Work required: Scan the data. Collect each line that contains the word "Stage".

** Provided material follows **

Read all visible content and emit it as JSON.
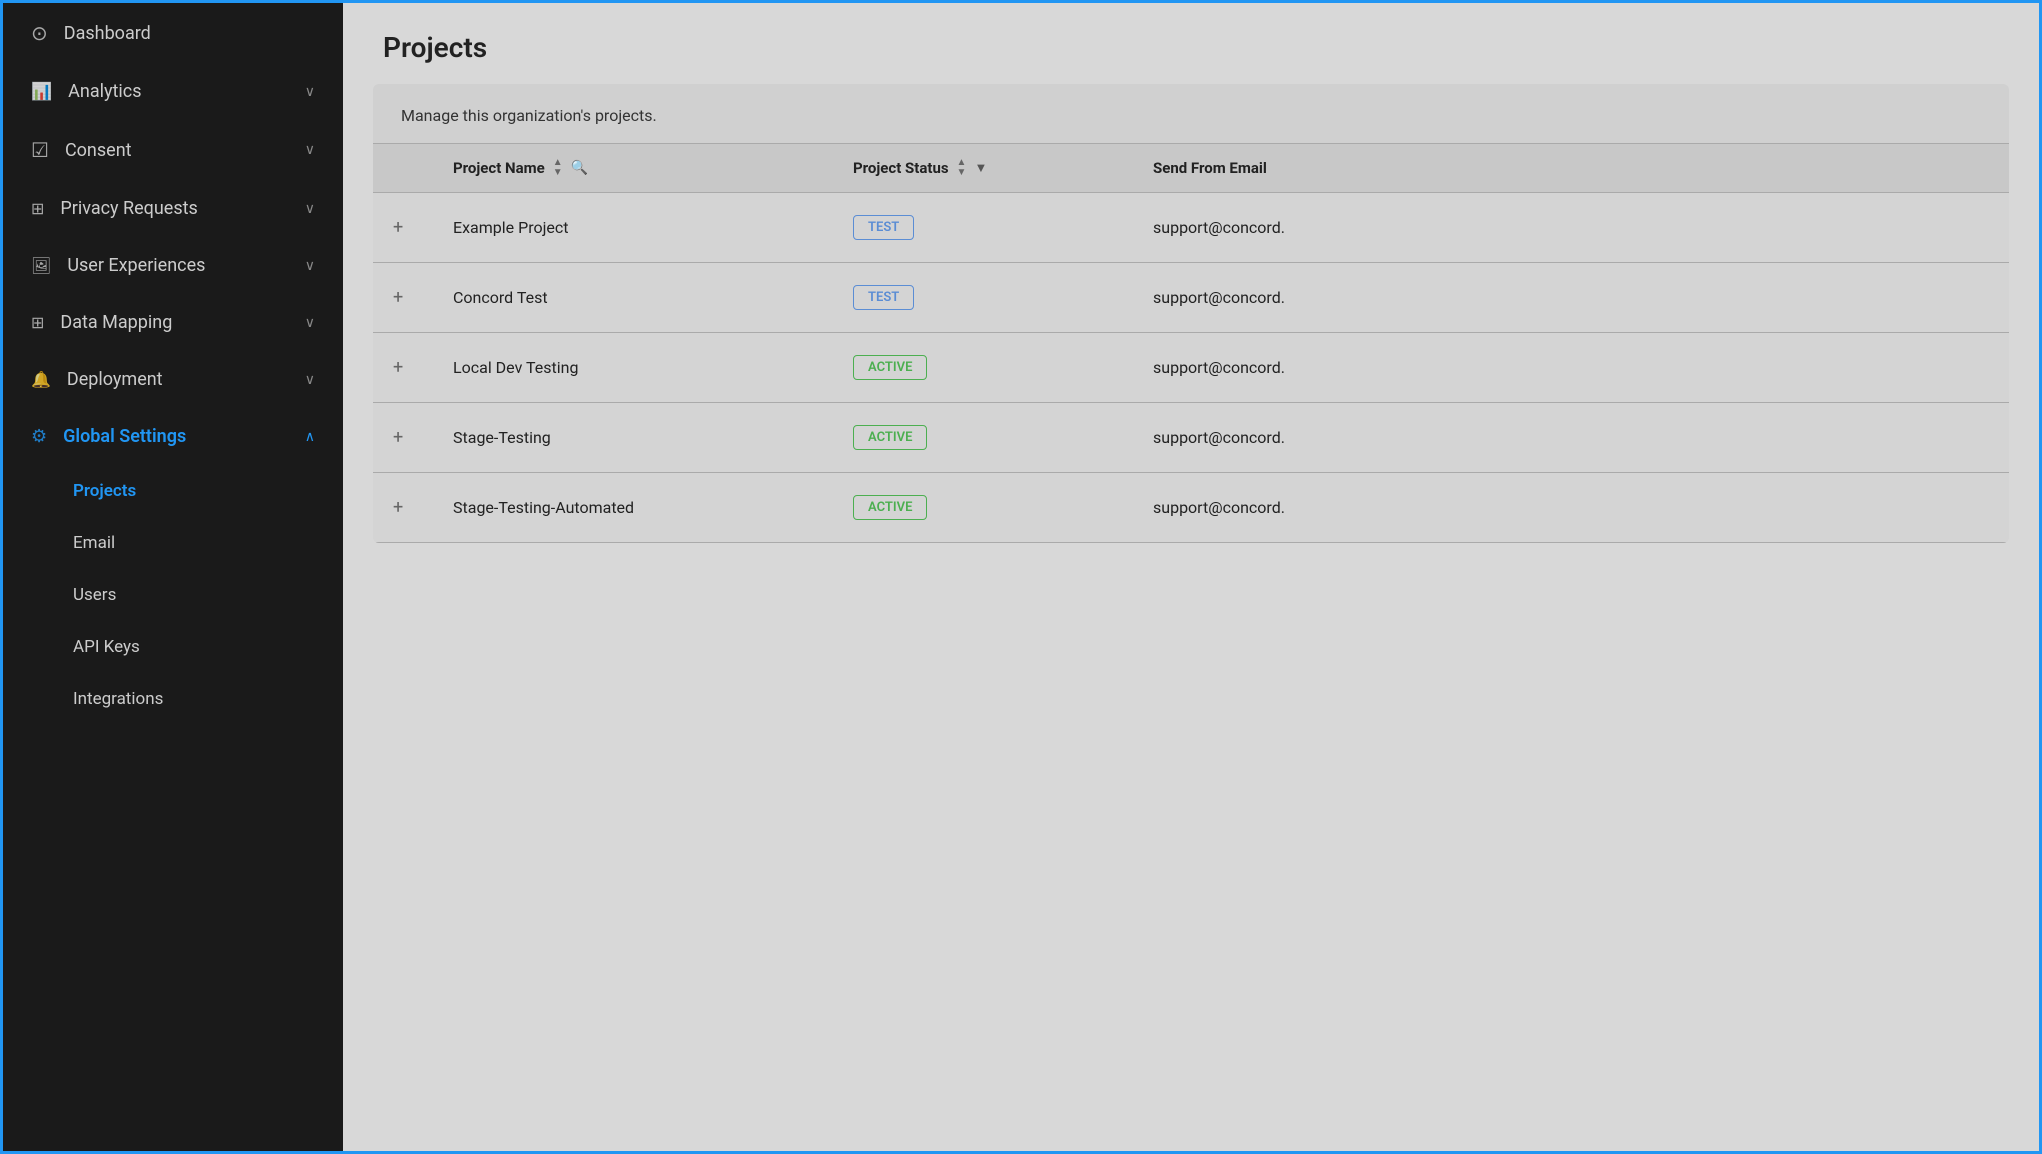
{
  "sidebar": {
    "items": [
      {
        "id": "dashboard",
        "label": "Dashboard",
        "icon": "⊙",
        "hasChevron": false,
        "active": false
      },
      {
        "id": "analytics",
        "label": "Analytics",
        "icon": "⊡",
        "hasChevron": true,
        "active": false
      },
      {
        "id": "consent",
        "label": "Consent",
        "icon": "☑",
        "hasChevron": true,
        "active": false
      },
      {
        "id": "privacy-requests",
        "label": "Privacy Requests",
        "icon": "⊞",
        "hasChevron": true,
        "active": false
      },
      {
        "id": "user-experiences",
        "label": "User Experiences",
        "icon": "⊟",
        "hasChevron": true,
        "active": false
      },
      {
        "id": "data-mapping",
        "label": "Data Mapping",
        "icon": "⊞",
        "hasChevron": true,
        "active": false
      },
      {
        "id": "deployment",
        "label": "Deployment",
        "icon": "🔔",
        "hasChevron": true,
        "active": false
      },
      {
        "id": "global-settings",
        "label": "Global Settings",
        "icon": "⚙",
        "hasChevron": true,
        "active": true,
        "expanded": true
      }
    ],
    "subitems": [
      {
        "id": "projects",
        "label": "Projects",
        "active": true
      },
      {
        "id": "email",
        "label": "Email",
        "active": false
      },
      {
        "id": "users",
        "label": "Users",
        "active": false
      },
      {
        "id": "api-keys",
        "label": "API Keys",
        "active": false
      },
      {
        "id": "integrations",
        "label": "Integrations",
        "active": false
      }
    ]
  },
  "page": {
    "title": "Projects",
    "description": "Manage this organization's projects."
  },
  "table": {
    "columns": [
      {
        "id": "expand",
        "label": "",
        "sortable": false,
        "filterable": false,
        "searchable": false
      },
      {
        "id": "name",
        "label": "Project Name",
        "sortable": true,
        "filterable": false,
        "searchable": true
      },
      {
        "id": "status",
        "label": "Project Status",
        "sortable": true,
        "filterable": true,
        "searchable": false
      },
      {
        "id": "email",
        "label": "Send From Email",
        "sortable": false,
        "filterable": false,
        "searchable": false
      }
    ],
    "rows": [
      {
        "id": 1,
        "name": "Example Project",
        "status": "TEST",
        "statusType": "test",
        "email": "support@concord."
      },
      {
        "id": 2,
        "name": "Concord Test",
        "status": "TEST",
        "statusType": "test",
        "email": "support@concord."
      },
      {
        "id": 3,
        "name": "Local Dev Testing",
        "status": "ACTIVE",
        "statusType": "active",
        "email": "support@concord."
      },
      {
        "id": 4,
        "name": "Stage-Testing",
        "status": "ACTIVE",
        "statusType": "active",
        "email": "support@concord."
      },
      {
        "id": 5,
        "name": "Stage-Testing-Automated",
        "status": "ACTIVE",
        "statusType": "active",
        "email": "support@concord."
      }
    ]
  },
  "icons": {
    "dashboard": "⊙",
    "analytics": "📈",
    "consent": "☑",
    "privacy": "🗂",
    "user-exp": "🖼",
    "data-mapping": "⊞",
    "deployment": "🔔",
    "settings": "⚙",
    "chevron-down": "∨",
    "chevron-up": "∧",
    "plus": "+",
    "sort-up": "▲",
    "sort-down": "▼",
    "search": "🔍",
    "filter": "▼"
  }
}
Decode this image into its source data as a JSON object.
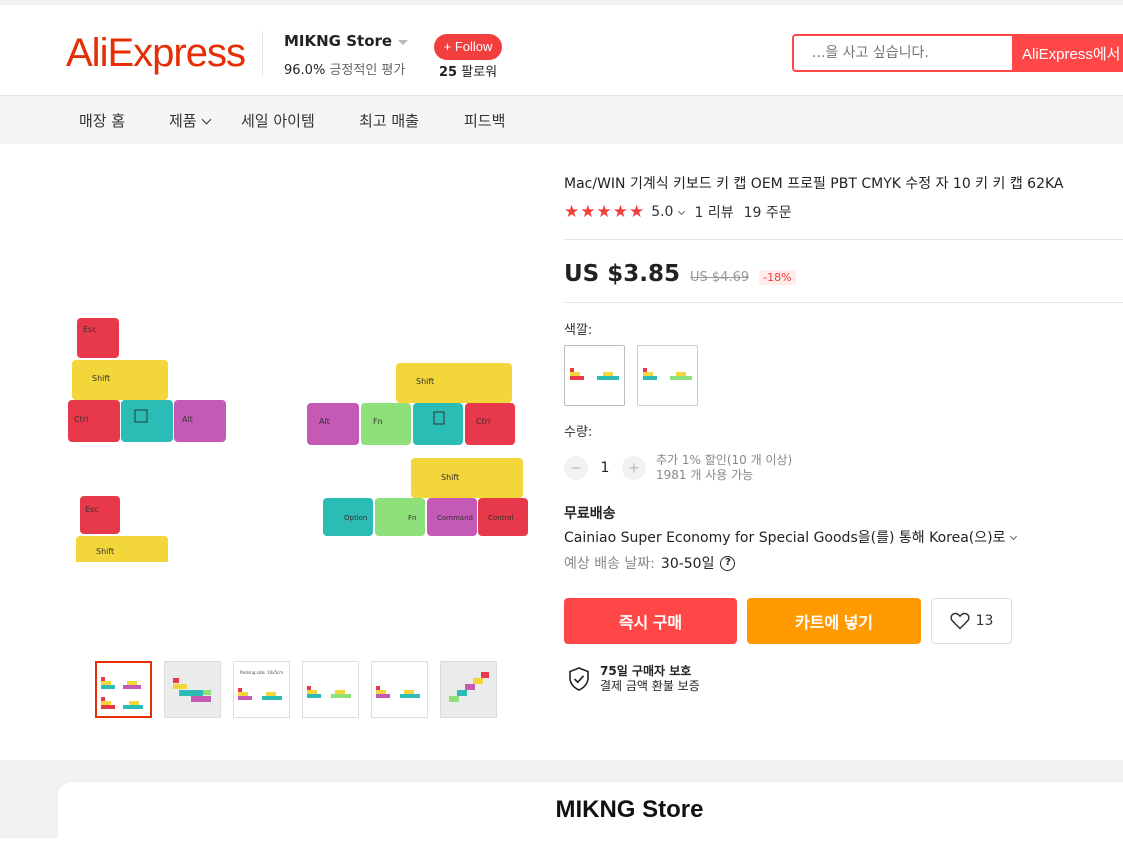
{
  "header": {
    "logo": "AliExpress",
    "store_name": "MIKNG Store",
    "rating_value": "96.0%",
    "rating_label": "긍정적인 평가",
    "follow_label": "+ Follow",
    "followers_count": "25",
    "followers_label": "팔로워",
    "search_placeholder": "...을 사고 싶습니다.",
    "search_button": "AliExpress에서"
  },
  "nav": {
    "items": [
      "매장 홈",
      "제품",
      "세일 아이템",
      "최고 매출",
      "피드백"
    ]
  },
  "product": {
    "title": "Mac/WIN 기계식 키보드 키 캡 OEM 프로필 PBT CMYK 수정 자 10 키 키 캡 62KA",
    "stars": "★★★★★",
    "rating": "5.0",
    "reviews": "1 리뷰",
    "orders": "19 주문",
    "price": "US $3.85",
    "old_price": "US $4.69",
    "discount": "-18%",
    "color_label": "색깔:",
    "quantity_label": "수량:",
    "quantity_value": "1",
    "qty_minus": "−",
    "qty_plus": "+",
    "bulk_discount": "추가 1% 할인(10 개 이상)",
    "available": "1981 개 사용 가능",
    "shipping_title": "무료배송",
    "shipping_method": "Cainiao Super Economy for Special Goods을(를) 통해 Korea(으)로",
    "delivery_label": "예상 배송 날짜:",
    "delivery_value": "30-50일",
    "buy_now": "즉시 구매",
    "add_to_cart": "카트에 넣기",
    "wishlist_count": "13",
    "protection_title": "75일 구매자 보호",
    "protection_sub": "결제 금액 환불 보증"
  },
  "keys": {
    "esc": "Esc",
    "shift": "Shift",
    "ctrl": "Ctrl",
    "alt": "Alt",
    "fn": "Fn",
    "control": "Control",
    "command": "Command",
    "option": "Option",
    "packing": "Packing size: 10x5cm"
  },
  "store_card": {
    "title": "MIKNG Store"
  },
  "colors": {
    "brand": "#e62e04",
    "buy": "#ff4747",
    "cart": "#ff9a00",
    "key_red": "#e8394a",
    "key_yellow": "#f2d63a",
    "key_teal": "#2bbcb5",
    "key_purple": "#c45ab5",
    "key_green": "#8ee07a"
  }
}
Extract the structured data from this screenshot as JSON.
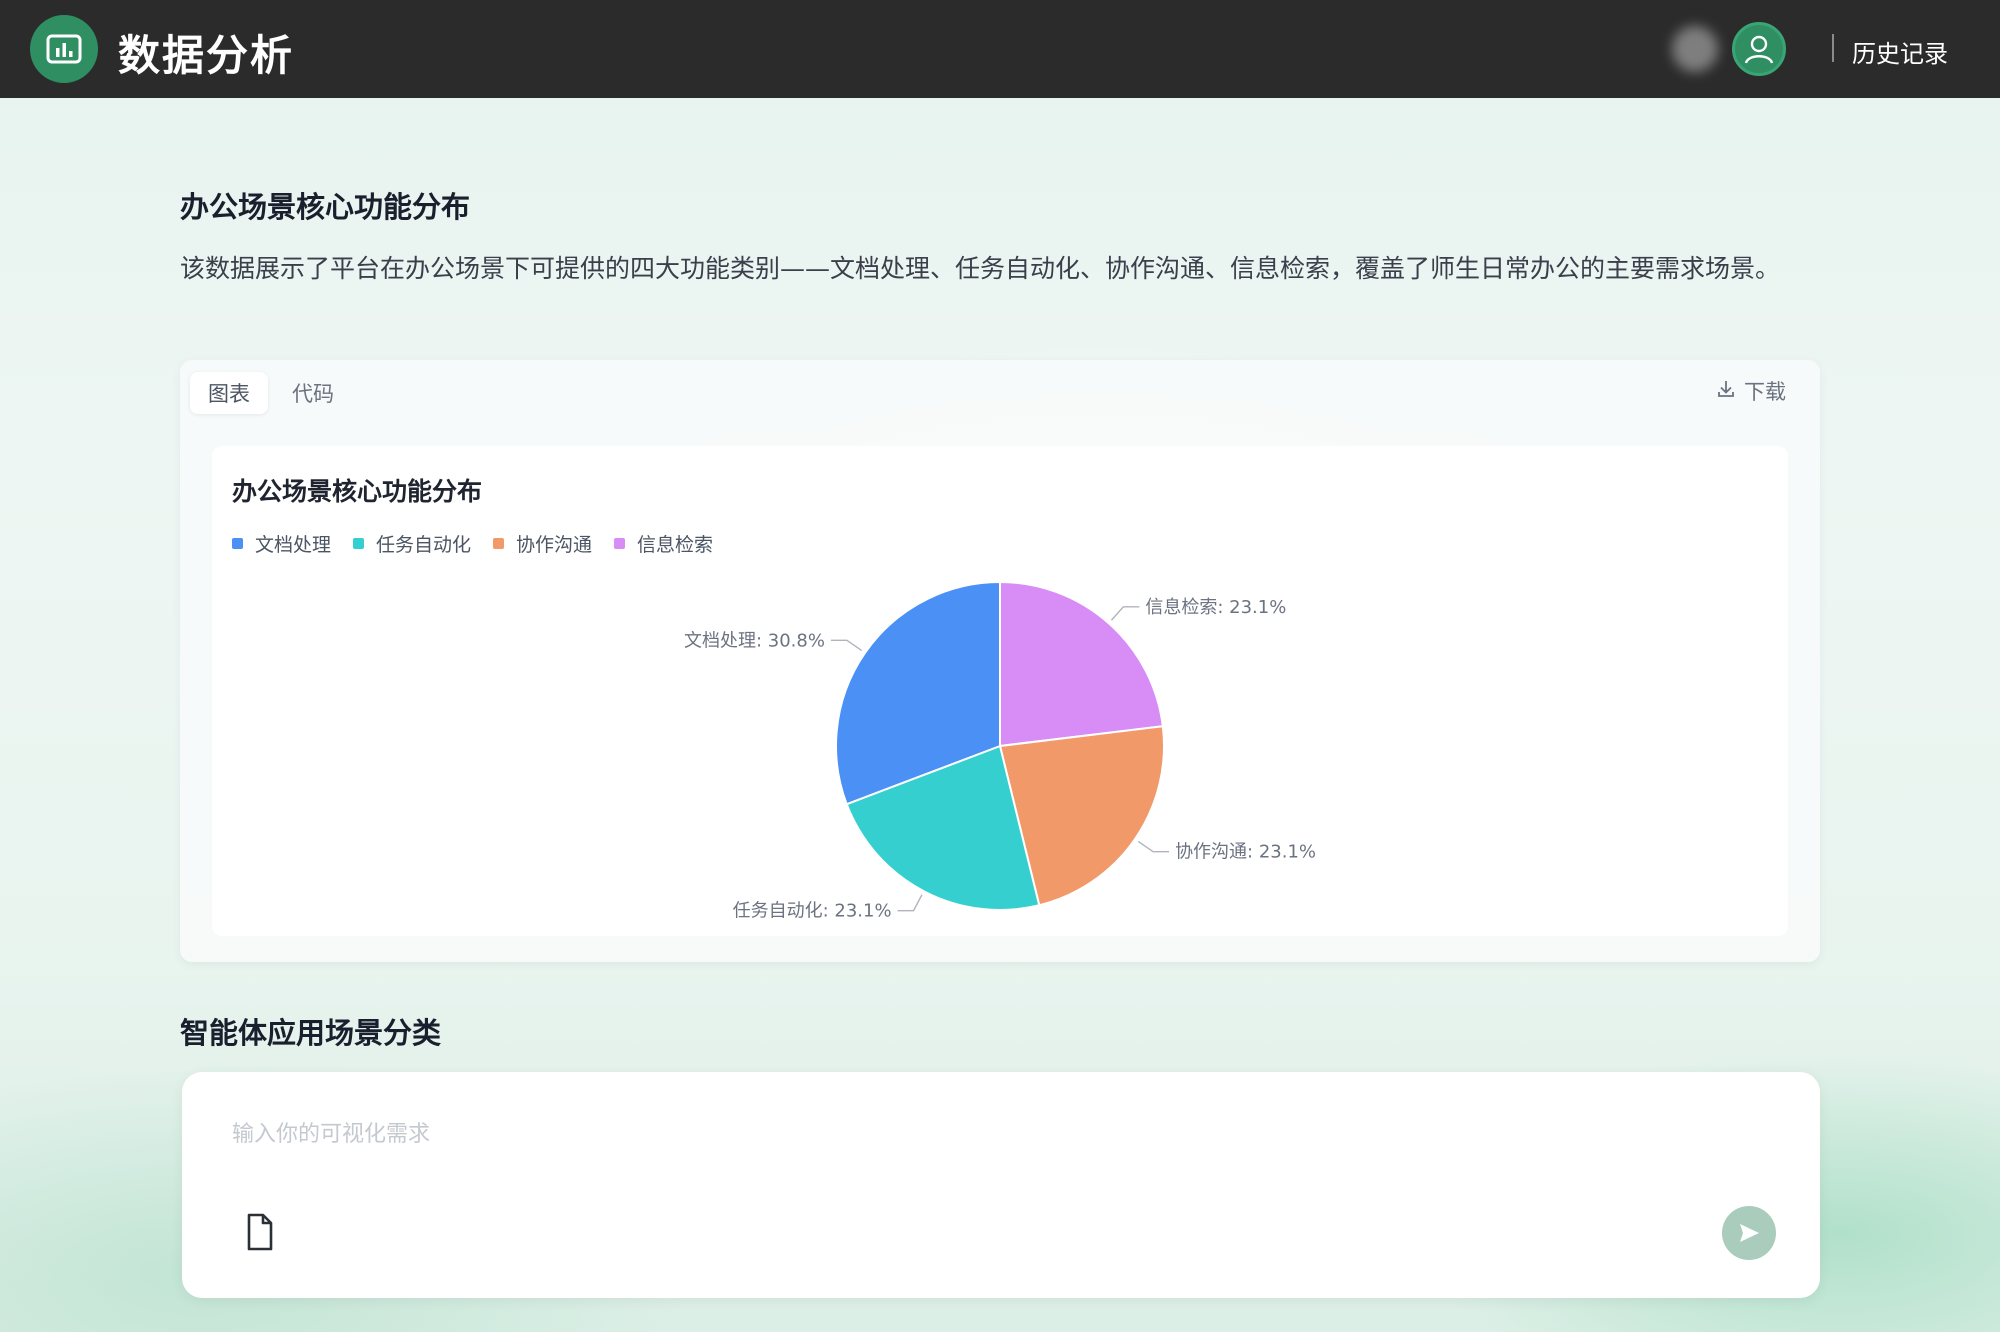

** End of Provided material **

Answer for this exercise:
        "name": "Stage-Testing",
        "name": "Stage-Testing-Automated",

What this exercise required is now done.